You might not think often about how your air conditioner operates, but it has to have refrigerant to keep your residence cool. This refrigerant is bound by environmental laws, since it contains chemicals.
Depending on when your air conditioner was installed, it may use R-22, R-410A or R-32 refrigerant. We’ll go over the differences and which air conditioner refrigerants are being phased out in Buellton, in addition to how these phaseouts affect you.
What’s R-22 and Why is It Phased Out?
If your air conditioner was installed before 2010, it possibly contains Freon®. You can learn if your air conditioner has it by calling us at 805-242-9638. You can also check the name plate on your air conditioner condenser, which is situated outside your residence. This sticker will contain information on what type of refrigerant your AC needs.
Freon, which is also called R-22, includes chlorine. Scientists consider this chemical to be damaging to the earth’s ozone layer and one that contributes to global warming. The Environmental Protection Agency, which regulates refrigerants in the United States, outlawed its manufacture and import in January 2020.

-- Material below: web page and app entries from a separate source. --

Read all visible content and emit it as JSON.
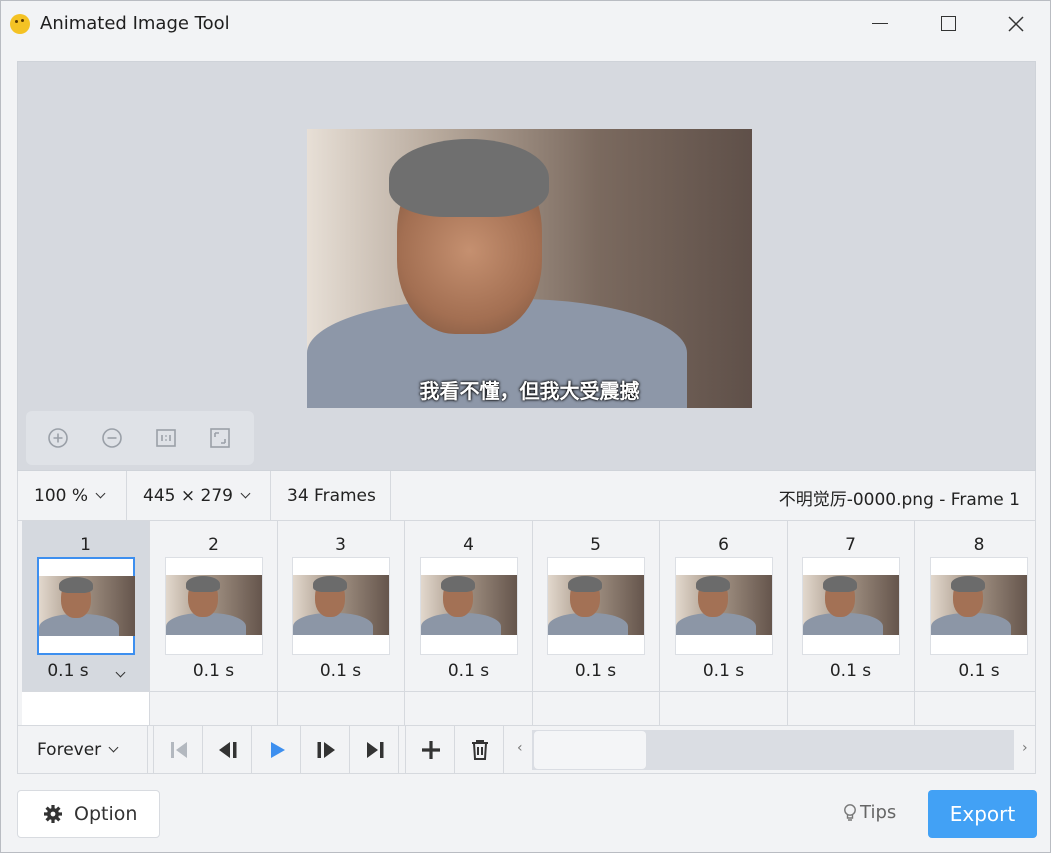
{
  "window": {
    "title": "Animated Image Tool",
    "icon": "emoji-face-icon"
  },
  "preview": {
    "subtitle_text": "我看不懂，但我大受震撼",
    "zoom_controls": [
      "zoom-in-icon",
      "zoom-out-icon",
      "actual-size-icon",
      "fit-to-window-icon"
    ]
  },
  "infobar": {
    "zoom": "100 %",
    "dimensions": "445 × 279",
    "frame_count": "34 Frames",
    "file_info": "不明觉厉-0000.png - Frame 1"
  },
  "frames": [
    {
      "number": "1",
      "delay": "0.1 s",
      "selected": true
    },
    {
      "number": "2",
      "delay": "0.1 s"
    },
    {
      "number": "3",
      "delay": "0.1 s"
    },
    {
      "number": "4",
      "delay": "0.1 s"
    },
    {
      "number": "5",
      "delay": "0.1 s"
    },
    {
      "number": "6",
      "delay": "0.1 s"
    },
    {
      "number": "7",
      "delay": "0.1 s"
    },
    {
      "number": "8",
      "delay": "0.1 s"
    }
  ],
  "toolbar": {
    "loop": "Forever",
    "buttons": [
      "first-frame-icon",
      "previous-frame-icon",
      "play-icon",
      "next-frame-icon",
      "last-frame-icon",
      "add-icon",
      "delete-icon"
    ]
  },
  "footer": {
    "option_label": "Option",
    "tips_label": "Tips",
    "export_label": "Export"
  },
  "colors": {
    "accent": "#42a1f5",
    "play": "#3d8fef",
    "selection_border": "#3d8fef"
  }
}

I Have a R-22 Air Conditioner. Should I Replace It?
It varies. If your air conditioning is running correctly, you can continue to use it. With yearly air conditioner maintenance, you can expect your system to operate around 15–20 years. However, the Department of Energy says that removing a 10-year-old air conditioner could save you 20–40% on summertime cooling expenses!
If you don’t get a new air conditioner, it may cause difficulties if you require air conditioning repair later on, specifically for refrigerant. Repairs can be more expensive, because only limited quantities of recycled and reclaimed R-22 is accessible.
With the phaseout of R-22, a lot of new air conditioners now rely on Puron®. Also referred to as R-410A, this refrigerant was developed to keep the ozone layer strong. Since it needs an incompatible pressure level, it doesn’t match air conditioners that need R-22 for cooling.
However, Puron still has the possibility to create global warming. As a consequence, it might also ultimately be phased out. Although it hasn’t been announced yet for residential air conditioners, it’s likely sometime this decade.
What Refrigerant Will Take the Place of R-410A?
In preparation of the end, some companies have started using R-32 in new air conditioners. This refrigerant rates low for global warming potential—approximately one-third less than R-410A. And it also decreases energy consumption by about 10%, according to the Intergovernmental Panel on Climate Change’s Fourth Assessment Report. That’s savings that may be passed on to you through your utility costs.
Allstar Heating & Air Conditioning Can Help with All Your Air Conditioning Needs
In summary, the modifications to air conditioner refrigerant probably won’t affect you greatly until you have to have repairs. But as we went over earlier, refrigerant repairs can be more expensive since there are the limited amounts on hand.
Aside from that, your air conditioner usually stops working at the worst time, often on the warmest day when we’re getting lots of other calls for AC repair.
If your air conditioner relies on an outdated refrigerant or is aging, we suggest installing an up-to-date, energy-efficient air conditioner. This ensures a hassle-free summer and might even reduce your cooling expenses, especially if you select an ENERGY STAR®-rated model. Plus, Allstar Heating & Air Conditioning provides many financing programs to make your new air conditioner even more affordable. Contact us at 805-242-9638 to start right away with a free estimate.